Voluntary health insurance in Europe: country experience.

Copenhague : Bureau régional de l'Europe, 2016

No two markets for voluntary health insurance (VHI) are identical. All differ in some way because they are heavily shaped by the nature and performance of publicly financed health systems and by the contexts in which they have evolved. This volume contains short, structured profiles of markets for VHI in 34 countries in the WHO European Region. These are drawn from European Union Member States plus Armenia, Iceland, Georgia, Norway, the Russian Federation, Switzerland and Ukraine. The book is aimed at policy-makers and researchers interested in knowing more about how VHI works in practice in a wide range of contexts.
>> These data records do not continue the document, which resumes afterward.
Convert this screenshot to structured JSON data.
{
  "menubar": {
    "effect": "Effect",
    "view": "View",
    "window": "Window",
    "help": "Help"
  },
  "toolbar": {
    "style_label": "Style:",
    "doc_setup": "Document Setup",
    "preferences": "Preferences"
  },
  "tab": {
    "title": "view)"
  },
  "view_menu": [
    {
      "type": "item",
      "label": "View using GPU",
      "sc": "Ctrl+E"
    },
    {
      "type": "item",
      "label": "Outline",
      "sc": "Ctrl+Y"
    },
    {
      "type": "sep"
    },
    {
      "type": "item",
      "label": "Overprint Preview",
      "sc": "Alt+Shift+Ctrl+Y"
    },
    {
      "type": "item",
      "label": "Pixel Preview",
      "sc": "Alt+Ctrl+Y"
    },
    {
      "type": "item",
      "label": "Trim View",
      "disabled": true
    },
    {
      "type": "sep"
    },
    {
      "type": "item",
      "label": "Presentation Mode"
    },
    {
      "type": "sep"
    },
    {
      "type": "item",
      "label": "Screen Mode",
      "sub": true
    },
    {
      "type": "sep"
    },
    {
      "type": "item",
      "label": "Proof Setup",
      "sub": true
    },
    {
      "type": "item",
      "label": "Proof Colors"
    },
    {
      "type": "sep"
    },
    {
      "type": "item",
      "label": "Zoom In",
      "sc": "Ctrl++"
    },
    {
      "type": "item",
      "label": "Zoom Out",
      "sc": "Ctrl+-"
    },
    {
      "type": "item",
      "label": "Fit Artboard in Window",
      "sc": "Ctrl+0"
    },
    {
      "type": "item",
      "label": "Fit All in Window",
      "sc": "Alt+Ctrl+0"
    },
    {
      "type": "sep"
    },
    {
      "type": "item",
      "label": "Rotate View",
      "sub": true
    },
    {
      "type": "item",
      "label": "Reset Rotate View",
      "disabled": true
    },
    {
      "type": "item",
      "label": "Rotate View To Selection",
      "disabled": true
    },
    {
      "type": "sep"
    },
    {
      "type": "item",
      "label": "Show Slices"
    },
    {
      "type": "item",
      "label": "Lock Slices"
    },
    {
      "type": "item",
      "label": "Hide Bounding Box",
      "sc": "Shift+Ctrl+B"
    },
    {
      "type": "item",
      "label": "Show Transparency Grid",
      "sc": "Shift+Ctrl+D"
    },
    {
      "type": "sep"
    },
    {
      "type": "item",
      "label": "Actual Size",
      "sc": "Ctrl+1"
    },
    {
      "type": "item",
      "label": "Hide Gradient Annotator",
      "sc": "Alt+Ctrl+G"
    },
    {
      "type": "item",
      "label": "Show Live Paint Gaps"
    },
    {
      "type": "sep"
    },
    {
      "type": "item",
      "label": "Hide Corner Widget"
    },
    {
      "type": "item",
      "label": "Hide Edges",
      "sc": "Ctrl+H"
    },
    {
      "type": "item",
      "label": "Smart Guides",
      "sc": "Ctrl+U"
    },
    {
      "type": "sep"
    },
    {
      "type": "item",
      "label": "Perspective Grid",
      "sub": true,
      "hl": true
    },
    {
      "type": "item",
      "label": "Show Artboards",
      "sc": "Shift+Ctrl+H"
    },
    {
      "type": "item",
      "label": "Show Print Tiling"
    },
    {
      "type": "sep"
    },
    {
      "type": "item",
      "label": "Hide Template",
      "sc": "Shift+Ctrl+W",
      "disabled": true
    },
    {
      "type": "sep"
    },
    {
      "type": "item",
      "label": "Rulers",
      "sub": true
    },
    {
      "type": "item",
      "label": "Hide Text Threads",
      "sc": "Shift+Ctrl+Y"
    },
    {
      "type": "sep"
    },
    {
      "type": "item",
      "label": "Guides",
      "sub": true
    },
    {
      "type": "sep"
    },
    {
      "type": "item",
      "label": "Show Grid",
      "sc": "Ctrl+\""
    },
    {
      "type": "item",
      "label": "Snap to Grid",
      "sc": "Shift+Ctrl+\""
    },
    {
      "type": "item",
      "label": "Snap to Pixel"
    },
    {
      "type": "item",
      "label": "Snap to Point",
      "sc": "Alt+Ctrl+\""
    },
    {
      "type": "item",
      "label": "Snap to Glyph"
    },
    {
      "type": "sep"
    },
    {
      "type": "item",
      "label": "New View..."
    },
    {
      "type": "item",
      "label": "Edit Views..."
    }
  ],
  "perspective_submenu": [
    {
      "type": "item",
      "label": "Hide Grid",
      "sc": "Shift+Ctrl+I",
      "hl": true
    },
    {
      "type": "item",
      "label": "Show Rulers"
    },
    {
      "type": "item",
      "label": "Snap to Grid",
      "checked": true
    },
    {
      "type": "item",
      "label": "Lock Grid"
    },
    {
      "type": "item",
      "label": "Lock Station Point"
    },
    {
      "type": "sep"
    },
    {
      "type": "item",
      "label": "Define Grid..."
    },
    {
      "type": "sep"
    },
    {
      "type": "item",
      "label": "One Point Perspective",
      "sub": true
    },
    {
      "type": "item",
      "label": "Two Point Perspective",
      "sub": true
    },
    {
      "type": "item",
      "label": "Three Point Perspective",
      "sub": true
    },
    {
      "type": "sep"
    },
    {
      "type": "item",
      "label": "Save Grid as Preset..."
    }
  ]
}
Each profile, written by one or more local experts, identifies gaps in publicly financed health coverage, describes the role VHI plays, outlines how the market for VHI operates, summarizes public policy towards VHI, including major developments over time, and highlights national debates and challenges. The book is part of a study on VHI in Europe prepared jointly by the European Observatory on Health Systems and Policies and the WHO Regional Office for Europe. A companion volume, "An introduction to voluntary health insurance in Europe", provides an analytical overview of VHI markets across the 34 countries.

Improving Access to Canadian Health Care. The Role of Tax Policies.

The Conference Board of Canada. Ottawa ON. CAN
Ottawa : The Conference Board of Canada, 2016/05

Despite having a health care system that is predominately publicly funded, many Canadians face a significant financial burden when accessing health services that have to be paid for out-of-pocket or that are only partly covered by private insurance. This research describes Canadians' use of fiscal incentives related to health services and sheds light on fiscal tools that could be used to make access to private health services more equitable across income groups. As well, it assesses selected fiscal measures in health care and their role in improving access to uninsured or underinsured health care services, and it discusses the potential impact of implementing a healthrelated tax deduction in Canada.


International Economics database


Le projet Widukind vise à créer une plateforme libre de données économiques à l'aide de données recueillies sur les sites des instituts statistiques nationaux et internationaux. La valeur ajoutée première est une base unique de données économiques avec une couverture large et systématique (aujourd'hui plus de 65 millions de séries). Le site présente différents systèmes de recherche en fonction des besoins de l'utilisateur parmi les données de l'INSEE, d'Eurostat, de la BCE, du FMI, de la Banque Mondiale, de la Réserve Fédérale (US), de la BRI, de l'ESRI (Japon), de l'OCDE et du BEA (US).


Working papers are replaced by Watch on Health Economics